* Problem description
When a line in the data below includes "Edit", pick it out and copy it.
======== Supplied records ========
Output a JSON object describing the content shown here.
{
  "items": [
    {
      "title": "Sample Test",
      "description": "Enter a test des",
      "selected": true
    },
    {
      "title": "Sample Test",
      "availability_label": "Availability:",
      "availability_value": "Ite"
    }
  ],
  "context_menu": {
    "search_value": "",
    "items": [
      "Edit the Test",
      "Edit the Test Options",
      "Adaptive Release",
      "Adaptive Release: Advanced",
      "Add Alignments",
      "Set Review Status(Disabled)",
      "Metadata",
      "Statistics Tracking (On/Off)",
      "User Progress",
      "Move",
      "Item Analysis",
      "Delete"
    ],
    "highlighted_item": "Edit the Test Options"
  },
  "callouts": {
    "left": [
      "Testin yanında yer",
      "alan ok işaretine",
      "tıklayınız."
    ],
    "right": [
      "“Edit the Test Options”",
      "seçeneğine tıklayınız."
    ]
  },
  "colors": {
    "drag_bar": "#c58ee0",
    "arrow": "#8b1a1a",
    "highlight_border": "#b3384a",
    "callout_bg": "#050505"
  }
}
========
* Solution to the exercise
      "Edit the Test",
      "Edit the Test Options",
    "highlighted_item": "Edit the Test Options"
      "“Edit the Test Options”",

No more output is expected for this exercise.